|By David Vergun, Army News Service
FORT MEADE, Md. — The Master Resilience Training aspect of Comprehensive
Soldier Fitness is working well. That's the conclusion of an Army
report, released last month, covering a 15-month period of statistical
Spc. Gerald Schumacher of 2nd
Battalion, 35th Infantry Regiment, 3rd Brigade Combat Team, 25th
Infantry Division, climbs a mountain Jan. 11, in Watapur
district, Kunar province, Afghanistan. The U.S. Army’s
Comprehensive Soldier Fitness program helps prepare Soldiers
like Schumacher for the physical and emotional rigors of combat.
(Photo courtesy of U.S. Army)
Comprehensive Soldier Fitness, or CSF, was launched in 2009 to
teach Soldiers how to be psychologically strong in the face of
adversity, such as combat.
The program, also available to Family members and Department of the
Army (DA) civilians, was designed at the University of Pennsylvania
by behavioral specialists using proven research-based methodologies.

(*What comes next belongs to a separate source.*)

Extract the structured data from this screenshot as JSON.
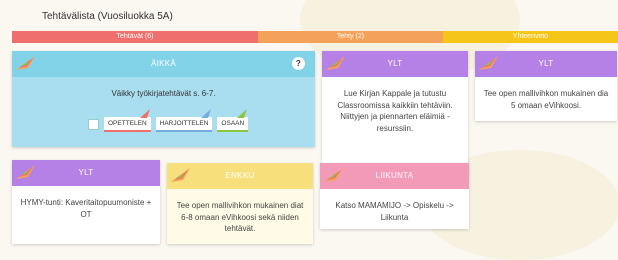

Within CSF, all Soldiers, active and reserve component, are required
annually to take the Global Assessment Tool (GAT), an online
questionnaire which measures a Soldier's psychological health.
The GAT scores give Soldiers an indicator of where they are strong
and where they can improve. Those needing improvement could take
Comprehensive Resilience Modules, which are online help tutorials,
or seek professional counseling.
GAT scores are confidential but the results are aggregated for
statistical purposes, such as for use in the recently released
Longitudinal Analysis of the Impact of Master Resilience Training,
or MRT, on Self-Reported Resilience and Psychological Health Data.
MRT is the second aspect of CSF. Master resilience trainers are
Soldiers and DA civilians who are graduates of the 10-day MRT-C
course taught at University of Pennsylvania, Victory University, or
by the Mobile Training Team. They teach leaders to instill
resilience in subordinates — meaning they help fellow Soldiers learn
to bounce back from adversity.
The study evaluated GAT scores of eight randomly selected brigade
combat teams, known as BCTs. Four received MRT and four did not.
Over the 15-month period, scores of the four BCTs receiving the
training were significantly higher than the others, irrespective of
other variables, such as unit leadership and cohesion.
"This report represents a significant milestone with respect to the
Comprehensive Soldier Fitness program and the Army's broader efforts
to develop a more resilient and capable force," wrote Army Vice
Chief of Staff Gen. Peter W. Chiarelli (who now is retired), in the
report's forward. "It is my hope that this report will spark
fruitful discussions; leading to new and improved ways, we may help
our Soldiers, Army civilians and Family members to improve their
overall psychological health."
The study has demonstrated that the program is successful, concluded
Brig. Gen. Jim Pasquarette, the CSF program director.
"I believe this is something we're going to have forever, similar to
physical training," Pasquarett said. "I think in the future, even
under this budget, we're going to fund it. We believe this will save
us money through prevention (because) it helps our Soldiers, Family
members and Department of the Army civilians deal with adversity in
their life and more importantly — thrive in their lives."